- [Activity]: Count every line in the following entries where the word "description" appears. Give the count alone.

***** Input material

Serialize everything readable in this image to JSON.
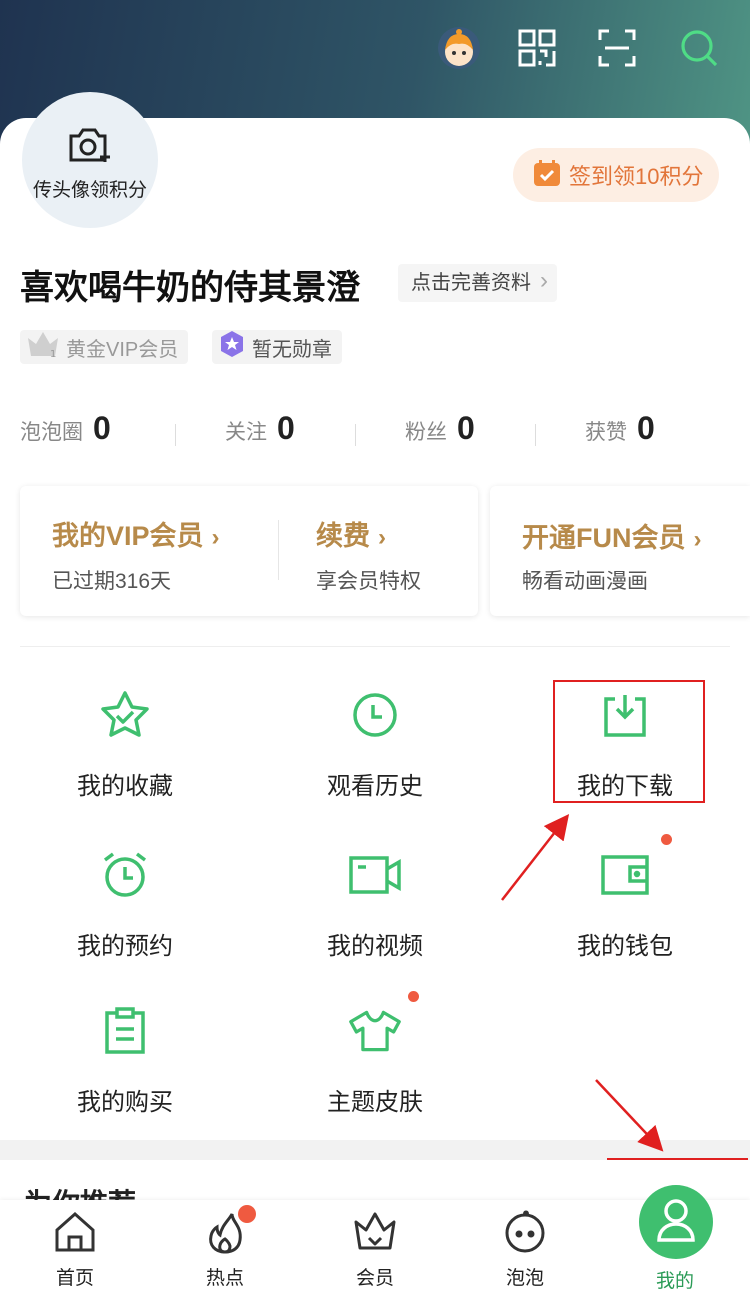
{
  "header": {
    "icons": [
      "avatar-character-icon",
      "qr-code-icon",
      "scan-icon",
      "search-icon"
    ]
  },
  "profile": {
    "upload_avatar_label": "传头像领积分",
    "checkin_label": "签到领10积分",
    "username": "喜欢喝牛奶的侍其景澄",
    "complete_profile_label": "点击完善资料",
    "tags": [
      {
        "label": "黄金VIP会员",
        "icon": "crown-icon"
      },
      {
        "label": "暂无勋章",
        "icon": "medal-star-icon"
      }
    ]
  },
  "stats": [
    {
      "label": "泡泡圈",
      "value": "0"
    },
    {
      "label": "关注",
      "value": "0"
    },
    {
      "label": "粉丝",
      "value": "0"
    },
    {
      "label": "获赞",
      "value": "0"
    }
  ],
  "vip": {
    "my_vip": {
      "title": "我的VIP会员",
      "subtitle": "已过期316天"
    },
    "renew": {
      "title": "续费",
      "subtitle": "享会员特权"
    },
    "fun": {
      "title": "开通FUN会员",
      "subtitle": "畅看动画漫画"
    },
    "chevron": "›"
  },
  "menu": [
    {
      "label": "我的收藏",
      "icon": "star-icon"
    },
    {
      "label": "观看历史",
      "icon": "clock-icon"
    },
    {
      "label": "我的下载",
      "icon": "download-icon"
    },
    {
      "label": "我的预约",
      "icon": "alarm-clock-icon"
    },
    {
      "label": "我的视频",
      "icon": "video-camera-icon"
    },
    {
      "label": "我的钱包",
      "icon": "wallet-icon"
    },
    {
      "label": "我的购买",
      "icon": "clipboard-icon"
    },
    {
      "label": "主题皮肤",
      "icon": "tshirt-icon"
    }
  ],
  "recommend": {
    "title": "为你推荐"
  },
  "tabbar": [
    {
      "label": "首页",
      "icon": "home-icon"
    },
    {
      "label": "热点",
      "icon": "flame-icon"
    },
    {
      "label": "会员",
      "icon": "crown-icon"
    },
    {
      "label": "泡泡",
      "icon": "bubble-face-icon"
    },
    {
      "label": "我的",
      "icon": "person-icon"
    }
  ],
  "colors": {
    "accent_green": "#3fbf6f",
    "gold": "#b78a4a",
    "checkin_orange": "#e2753a",
    "badge_red": "#ef5a40",
    "highlight_red": "#e02020"
  }
}
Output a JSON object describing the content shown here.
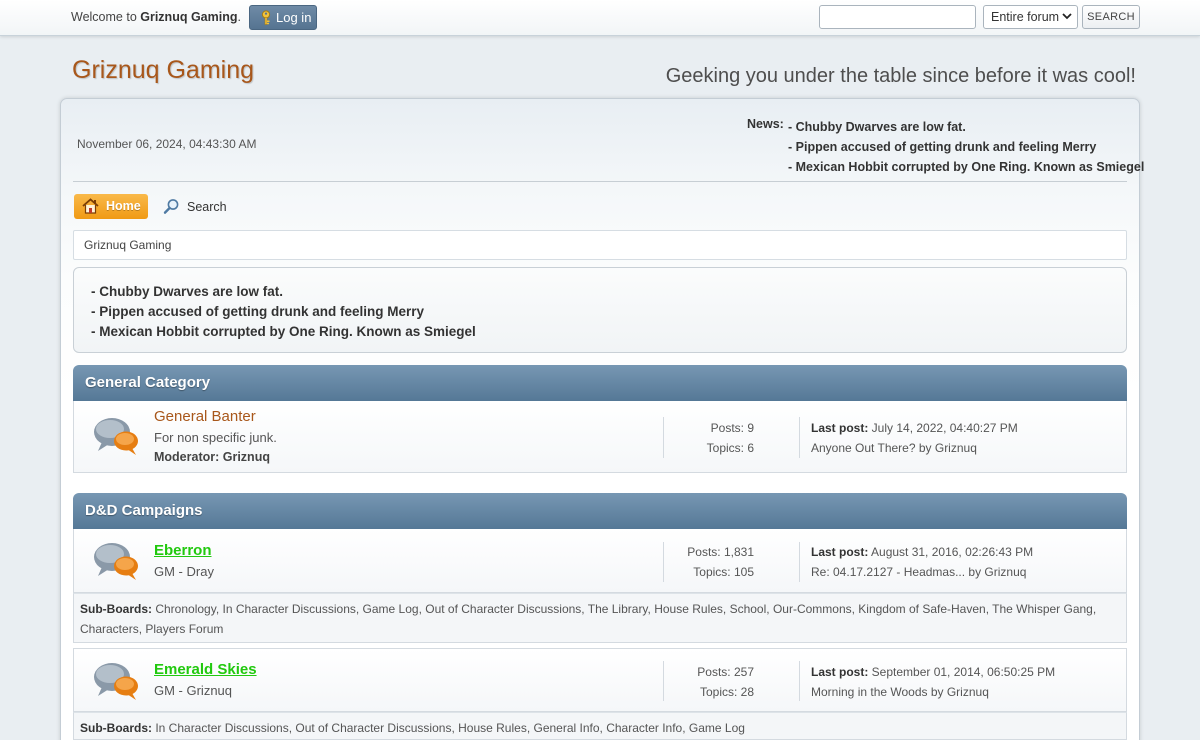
{
  "topbar": {
    "welcome_prefix": "Welcome to ",
    "welcome_site": "Griznuq Gaming",
    "welcome_suffix": ".",
    "login_label": "Log in",
    "search_value": "",
    "search_scope": "Entire forum",
    "search_button": "SEARCH"
  },
  "header": {
    "title": "Griznuq Gaming",
    "slogan": "Geeking you under the table since before it was cool!"
  },
  "upper": {
    "datetime": "November 06, 2024, 04:43:30 AM",
    "news_label": "News:",
    "news_items": [
      "- Chubby Dwarves are low fat.",
      "- Pippen accused of getting drunk and feeling Merry",
      "- Mexican Hobbit corrupted by One Ring. Known as Smiegel"
    ]
  },
  "menu": {
    "home": "Home",
    "search": "Search"
  },
  "breadcrumb": "Griznuq Gaming",
  "newsbox": [
    "- Chubby Dwarves are low fat.",
    "- Pippen accused of getting drunk and feeling Merry",
    "- Mexican Hobbit corrupted by One Ring. Known as Smiegel"
  ],
  "categories": [
    {
      "name": "General Category",
      "boards": [
        {
          "title": "General Banter",
          "description": "For non specific junk.",
          "moderator": "Moderator: Griznuq",
          "posts": "Posts: 9",
          "topics": "Topics: 6",
          "last_post_label": "Last post:",
          "last_post_date": " July 14, 2022, 04:40:27 PM",
          "last_post_topic": "Anyone Out There? by Griznuq"
        }
      ]
    },
    {
      "name": "D&D Campaigns",
      "boards": [
        {
          "title": "Eberron",
          "description": "GM - Dray",
          "posts": "Posts: 1,831",
          "topics": "Topics: 105",
          "last_post_label": "Last post:",
          "last_post_date": " August 31, 2016, 02:26:43 PM",
          "last_post_topic": "Re: 04.17.2127 - Headmas... by Griznuq",
          "subboards_label": "Sub-Boards:",
          "subboards": " Chronology, In Character Discussions, Game Log, Out of Character Discussions, The Library, House Rules, School, Our-Commons, Kingdom of Safe-Haven, The Whisper Gang, Characters, Players Forum"
        },
        {
          "title": "Emerald Skies",
          "description": "GM - Griznuq",
          "posts": "Posts: 257",
          "topics": "Topics: 28",
          "last_post_label": "Last post:",
          "last_post_date": " September 01, 2014, 06:50:25 PM",
          "last_post_topic": "Morning in the Woods by Griznuq",
          "subboards_label": "Sub-Boards:",
          "subboards": " In Character Discussions, Out of Character Discussions, House Rules, General Info, Character Info, Game Log"
        }
      ]
    }
  ],
  "colors": {
    "title_brown": "#a8571b",
    "new_green": "#22c90f",
    "category_blue": "#557896",
    "home_orange": "#f09a14"
  }
}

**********

- [Answer for this exercise]: 3